Bottom Line: However, methanol is known to cause intracellular metabolite leakage of microbial cells, making the distinction between intra- and extracellular metabolites in microbial systems challenging.The implementation of a reliable, reproducible quenching method is essential within the metabolomics community.Cold glycerol saline prevented leakage of intracellular metabolites, and, thus, allowed more accurate determinations of intracellular metabolite levels.

View Article: PubMed Central - PubMed

Affiliation: Analytical Chemistry Group, Department of Plant and Environmental Sciences, Faculty of Science, University of Copenhagen, Copenhagen, Denmark. dkkba@chr-hansen.com.

ABSTRACT

Background: Quenching in cold buffered methanol at -40 °C has long been the preferred method for sub-second inactivation of cell metabolism during metabolic fingerprinting.
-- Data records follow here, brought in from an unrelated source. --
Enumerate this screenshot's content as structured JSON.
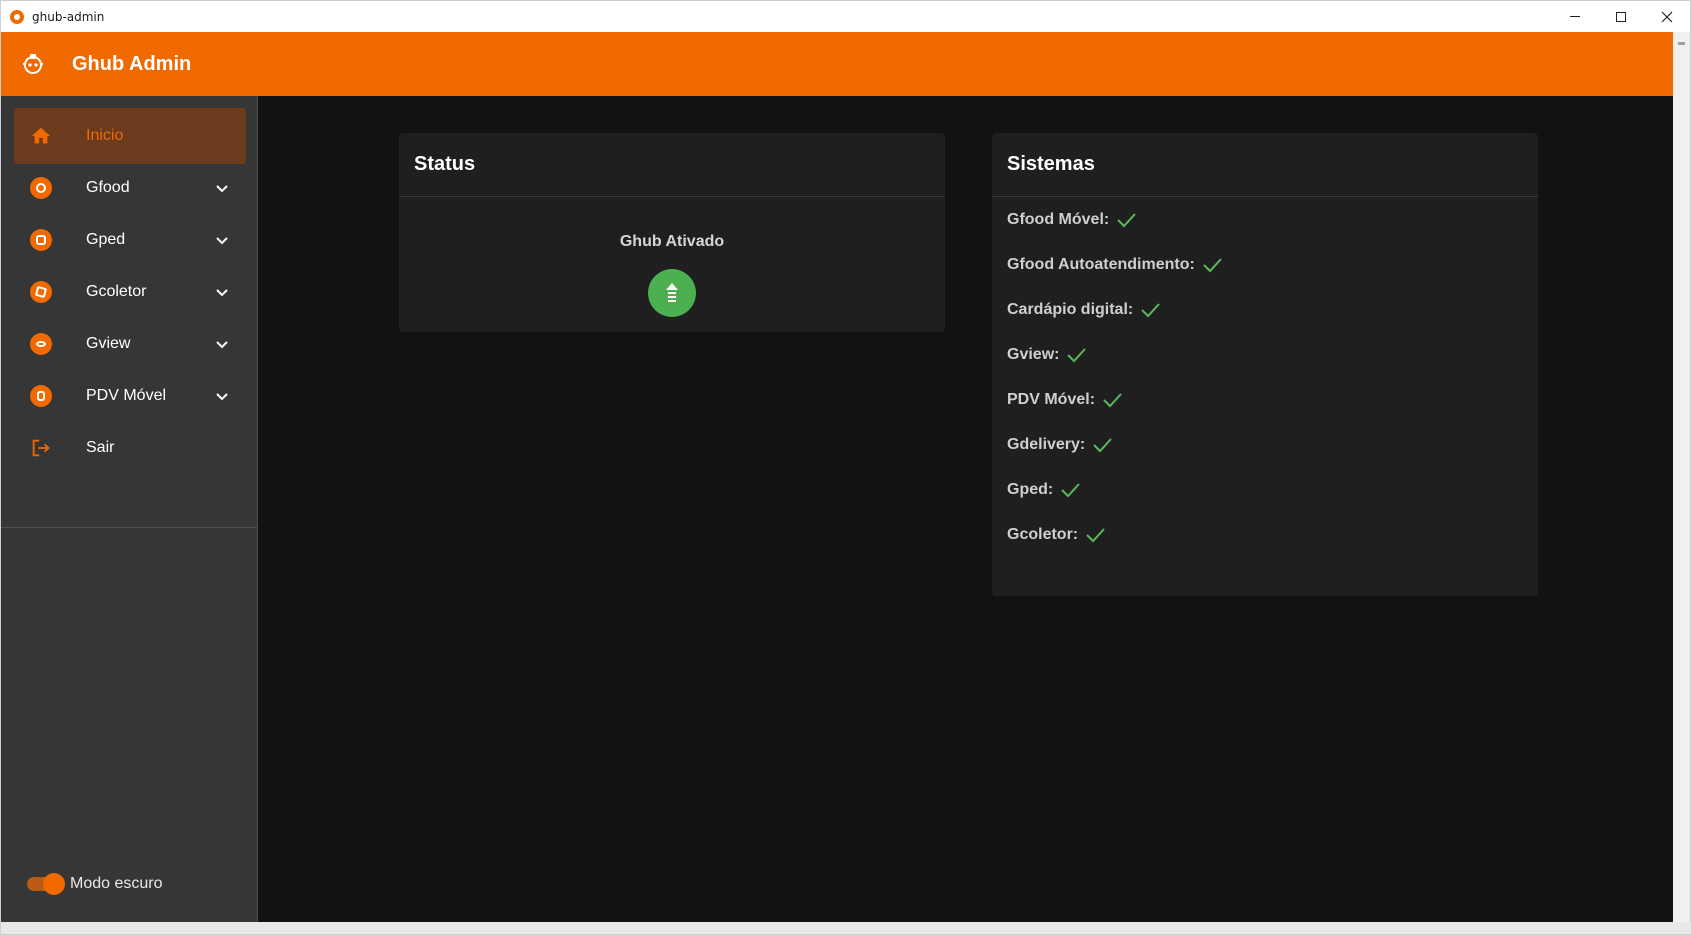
{
  "window": {
    "title": "ghub-admin"
  },
  "appbar": {
    "brand": "Ghub Admin"
  },
  "sidebar": {
    "items": [
      {
        "label": "Inicio",
        "icon": "home-icon",
        "active": true,
        "expandable": false
      },
      {
        "label": "Gfood",
        "icon": "gfood-icon",
        "active": false,
        "expandable": true
      },
      {
        "label": "Gped",
        "icon": "gped-icon",
        "active": false,
        "expandable": true
      },
      {
        "label": "Gcoletor",
        "icon": "gcoletor-icon",
        "active": false,
        "expandable": true
      },
      {
        "label": "Gview",
        "icon": "gview-icon",
        "active": false,
        "expandable": true
      },
      {
        "label": "PDV Móvel",
        "icon": "pdv-movel-icon",
        "active": false,
        "expandable": true
      },
      {
        "label": "Sair",
        "icon": "logout-icon",
        "active": false,
        "expandable": false
      }
    ],
    "dark_mode_label": "Modo escuro",
    "dark_mode_on": true
  },
  "status_card": {
    "title": "Status",
    "status_text": "Ghub Ativado"
  },
  "systems_card": {
    "title": "Sistemas",
    "items": [
      {
        "label": "Gfood Móvel:",
        "ok": true
      },
      {
        "label": "Gfood Autoatendimento:",
        "ok": true
      },
      {
        "label": "Cardápio digital:",
        "ok": true
      },
      {
        "label": "Gview:",
        "ok": true
      },
      {
        "label": "PDV Móvel:",
        "ok": true
      },
      {
        "label": "Gdelivery:",
        "ok": true
      },
      {
        "label": "Gped:",
        "ok": true
      },
      {
        "label": "Gcoletor:",
        "ok": true
      }
    ]
  },
  "colors": {
    "accent": "#f06a00",
    "sidebar_bg": "#363636",
    "main_bg": "#121212",
    "card_bg": "#1f1f1f",
    "success": "#4caf50",
    "check": "#5cb85c"
  }
}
However, methanol is known to cause intracellular metabolite leakage of microbial cells, making the distinction between intra- and extracellular metabolites in microbial systems challenging. In this paper, we tested three quenching protocols proposed for microbial cultures: fast filtration, cold buffered methanol and cold glycerol saline.

Results: Our results clearly showed that cold glycerol saline quenching resulted in the best recovery of intracellular metabolites in Lactobacillus paracasei subsp. paracasei (L. paracasei). Membrane integrity assayed by propidium iodide revealed that approximately 10 % of the L. paracasei cell membranes were damaged by contact with the cold buffered methanol solution, whilst cold glycerol saline quenching led to minimal cell damage. Due to the nature of the L. paracasei culture, fast filtration took several minutes, which is far from ideal for metabolites with high intracellular turnover rates.

Conclusion: The implementation of a reliable, reproducible quenching method is essential within the metabolomics community. Cold glycerol saline prevented leakage of intracellular metabolites, and, thus, allowed more accurate determinations of intracellular metabolite levels.

No MeSH data available.


Related in: MedlinePlus